As Beau Burrows pitched deeper into the game Saturday and the opposition’s hit column stayed at zero, he reminded himself to stay calm and keep working with the stuff that got him there in the first place.
“I was in the dugout and I was thinking to myself, ‘Don’t look at the scoreboard, don’t think about it. Just keep doing what you’ve been doing,'” the Tigers’ fourth-ranked prospect said. “I had it in the back of my head, but I try to not to let it get to me too much.”
Burrows tossed six hitless innings, striking out eight and issuing a pair of walks, as the SeaWolves steamrolled New Hampshire, 11-0, at UPMC Park.
Erie pitching coach Willie Blair, who’s worked with Burrows for two months, saw a hurler clicking on all cylinders for most of the night.
“It was definitely a dominant performance,” Blair said. “It was probably the most consistent he’s been with executing pitches. He located the fastball down in the zone early and on the edges. He then was able to elevate it late. It seemed like his fastball had an extra gear when he got to two strikes. He elevated it and it had a little extra life on it. It was probably the most consistent his breaking stuff has been since I’ve had him. He’s shown times of having breaking balls — the curveball and the slider. But tonight I think it was a little more consistent.”
Burrows (6-3) has won consecutive starts, which he believes comes from the extra work he’s put in during side sessions with Blair.
“I felt great tonight, he said. “It was a little frustrating to be taken out after the sixth inning, but it’s long-term decision and I understand that completely. I felt good during the game. I wish I could’ve gone until I couldn’t go anymore, but I felt good overall. I’ve been working on my consistency probably the whole year. Tonight was probably the best I’ve felt all year. It was good to see things working.”

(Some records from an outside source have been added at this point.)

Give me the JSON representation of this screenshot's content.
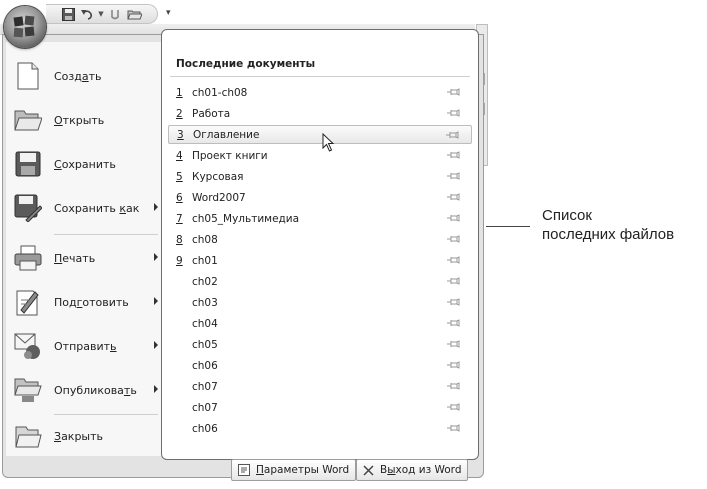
{
  "menu": {
    "left_items": [
      {
        "pre": "Созд",
        "ul": "а",
        "post": "ть",
        "icon": "new-document-icon",
        "submenu": false
      },
      {
        "pre": "",
        "ul": "О",
        "post": "ткрыть",
        "icon": "open-folder-icon",
        "submenu": false
      },
      {
        "pre": "",
        "ul": "С",
        "post": "охранить",
        "icon": "save-icon",
        "submenu": false
      },
      {
        "pre": "Сохранить ",
        "ul": "к",
        "post": "ак",
        "icon": "save-as-icon",
        "submenu": true
      },
      {
        "pre": "",
        "ul": "П",
        "post": "ечать",
        "icon": "printer-icon",
        "submenu": true
      },
      {
        "pre": "Под",
        "ul": "г",
        "post": "отовить",
        "icon": "prepare-icon",
        "submenu": true
      },
      {
        "pre": "Отправит",
        "ul": "ь",
        "post": "",
        "icon": "send-icon",
        "submenu": true
      },
      {
        "pre": "Опубликова",
        "ul": "т",
        "post": "ь",
        "icon": "publish-icon",
        "submenu": true
      },
      {
        "pre": "",
        "ul": "З",
        "post": "акрыть",
        "icon": "close-document-icon",
        "submenu": false
      }
    ]
  },
  "recent": {
    "title": "Последние документы",
    "items": [
      {
        "num": "1",
        "name": "ch01-ch08"
      },
      {
        "num": "2",
        "name": "Работа"
      },
      {
        "num": "3",
        "name": "Оглавление"
      },
      {
        "num": "4",
        "name": "Проект книги"
      },
      {
        "num": "5",
        "name": "Курсовая"
      },
      {
        "num": "6",
        "name": "Word2007"
      },
      {
        "num": "7",
        "name": "ch05_Мультимедиа"
      },
      {
        "num": "8",
        "name": "ch08"
      },
      {
        "num": "9",
        "name": "ch01"
      },
      {
        "num": "",
        "name": "ch02"
      },
      {
        "num": "",
        "name": "ch03"
      },
      {
        "num": "",
        "name": "ch04"
      },
      {
        "num": "",
        "name": "ch05"
      },
      {
        "num": "",
        "name": "ch06"
      },
      {
        "num": "",
        "name": "ch07"
      },
      {
        "num": "",
        "name": "ch07"
      },
      {
        "num": "",
        "name": "ch06"
      }
    ],
    "selected_index": 2
  },
  "buttons": {
    "options": {
      "pre": "",
      "ul": "П",
      "post": "араметры Word"
    },
    "exit": {
      "pre": "В",
      "ul": "ы",
      "post": "ход из Word"
    }
  },
  "callout": {
    "line1": "Список",
    "line2": "последних файлов"
  },
  "colors": {
    "accent": "#6d6d6d",
    "menu_bg": "#e3e3e3",
    "panel_bg": "#f7f7f7"
  }
}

The right-hander walked Jonathan Davis to open the game but settled in and retired the next nine batters. Using his breaking stuff off his hard fastball, Burrows got ahead in the count against 13 of 20 batters. In all, he threw 53 of 83 pitches for strikes.
“One of the things we talk about is two out of the first three pitches being strikes,” Blair said. “The difference in the count is enormous when it comes to batting average. We preach that as an organization and he did a good job of that tonight. For the most part, even when he didn’t throw a first-pitch strike, he was able to get back into the count pretty quickly.”
With one out in the fourth, Tim Lopes reached on an error by third baseman Kody Eaves. Burrows quickly recovered by fanning No. 3 Blue Jays prospect Anthony Alford before inducing a fly out from 29th-ranked prospect Harold Ramirez.
Well aware of the no-hit bid, the 2015 first-round pick said it was important to stick to his game plan.
“It’s super-important to me, once you can establish your fastball down and away, you can pretty much throw anything that you need to. I feel like what made my off-speed pitches better was keeping the fastball down in the zone,” Burrows said “Once I got that down, it was pretty fun to pitch today.”
The 20-year-old used 13 pitches to get through a perfect fifth. To start the sixth, Burrows struck out Gunnar Heidt on three pitches, then got Andrew Guillotte to fly to right. Davis drew his second walk but was stranded at first as Lopes bounced to second to close out another hitless inning.
“It felt so unbelievable,” the Texas native said. “I wanted to come out for the seventh inning, but I came back to the dugout and they said I was done due to my innings limit. I was a little upset about it, but they gotta do what they gotta do, so I respect their decision. It was just fun to go out there and pitch.”
Alford ended Erie’s chance at history with an infield single leading off the seventh against reliever Adam Ravenelle. The right-hander worked three scoreless frames en route to his first save of the year.
Since a promotion from Class A Advanced Lakeland on June 5, Burrows has a 4.38 ERA and 1.43 WHIP in 12 starts. Across the two levels, the 6-foot-2, 200-pound hurler owns a 2.84 ERA and 1.20 WHIP with 126 strikeouts over 120 1/3 innings.
“He’s been great to work with,” Blair said. “He’s obviously a very talented kid but still has a lot to learn. He’s very receptive and he’s a pretty good self-evaluator for a young kid, and he knows what he needs to work on. He’s been a pleasure to work with and he has all of the intangibles — hard worker, great competitor and obviously has a great arm.”
Eaves supported Burrows with a pair of homers, two doubles and five RBIs, while Harold Castro collected four hits and scored twice for the SeaWolves.
“It’s a great feeling being a pitcher when your team scores 11 runs in game,” Burrows said. “All of the home runs and the power of the offense is exciting. It’s fun being in the dugout with those guys and seeing them crush the ball.”
Andrew Battifarano is a contributor to MiLB.com. Follow him on Twitter, @AndrewAtBatt.
This story was not subject to the approval of the National Association of Professional Baseball Leagues or its clubs.